She told me all this so I’d appreciate what I had.
But I didn’t. Until now. At daybreak sun streams through mud-streaked windows.
In the hallway mirror I see my seaweed hair, dirt-smudged face, bloodshot brown eyes.
Sliding paste over my teeth with my fingers, seawater still on my tongue.
Can’t get the mud out from under my nails-- my skin, my hair. Must be how Mom felt washing my dirty soccer clothes.
The cold water turns brown, brown like my first soccer uniform-- my very own team jersey shining like a stallion.
Sharp white stripes running like arrows down the sides.
Ryu said kakko ii --cool-- and I felt that way.
Ryu! I haven’t seen him since the bridge.
from the sink-- a face behind mine in the mirror.
Can it be? Buzz-cut hair like a monk’s, eyes slit-sharp like a lizard’s.
What? Shin! No way! You’re here!
Kai! Hey! You made it! We made it! Oi! Oi! he says, laughing. We slap each other’s backs.
Never thought I’d be so happy again.
My dad and mom are here, too, and my grandpa! he says, taking me by the arm.
But I don’t move. Oh, he says.
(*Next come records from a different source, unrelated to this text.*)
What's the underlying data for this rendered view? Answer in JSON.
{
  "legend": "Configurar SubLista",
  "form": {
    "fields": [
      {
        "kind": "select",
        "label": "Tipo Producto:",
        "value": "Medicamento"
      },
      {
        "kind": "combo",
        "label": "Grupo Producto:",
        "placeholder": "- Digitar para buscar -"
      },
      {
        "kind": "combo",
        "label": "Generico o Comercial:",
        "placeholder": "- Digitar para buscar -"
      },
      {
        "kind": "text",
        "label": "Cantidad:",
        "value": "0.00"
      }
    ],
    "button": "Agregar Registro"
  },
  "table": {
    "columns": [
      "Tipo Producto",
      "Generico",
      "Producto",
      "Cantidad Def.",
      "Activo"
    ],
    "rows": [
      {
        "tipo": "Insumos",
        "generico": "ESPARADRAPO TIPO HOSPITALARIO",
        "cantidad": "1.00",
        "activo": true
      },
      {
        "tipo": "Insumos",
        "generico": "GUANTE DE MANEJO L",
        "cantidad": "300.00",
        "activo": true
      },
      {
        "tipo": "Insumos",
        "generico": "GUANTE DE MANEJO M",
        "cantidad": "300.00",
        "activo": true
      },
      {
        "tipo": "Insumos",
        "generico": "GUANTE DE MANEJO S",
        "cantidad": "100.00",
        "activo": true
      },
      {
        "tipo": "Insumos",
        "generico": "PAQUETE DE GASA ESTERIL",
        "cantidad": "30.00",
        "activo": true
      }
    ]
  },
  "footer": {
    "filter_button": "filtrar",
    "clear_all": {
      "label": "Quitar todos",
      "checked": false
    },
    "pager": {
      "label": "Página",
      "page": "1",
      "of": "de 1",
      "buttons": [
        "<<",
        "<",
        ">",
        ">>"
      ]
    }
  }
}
Oh.
4 Shinji Kagawa--(b. 1989) Plays midfield for the German club -Borussia -Dortmund and for the Japan national team Soccer Nippon Daihyō
5 Keisuke Honda--(b. 1986) Plays midfield or forward for the Italian club AC Milan and for the Japan national team Soccer Nippon Daihyo
6 Refers to Second World War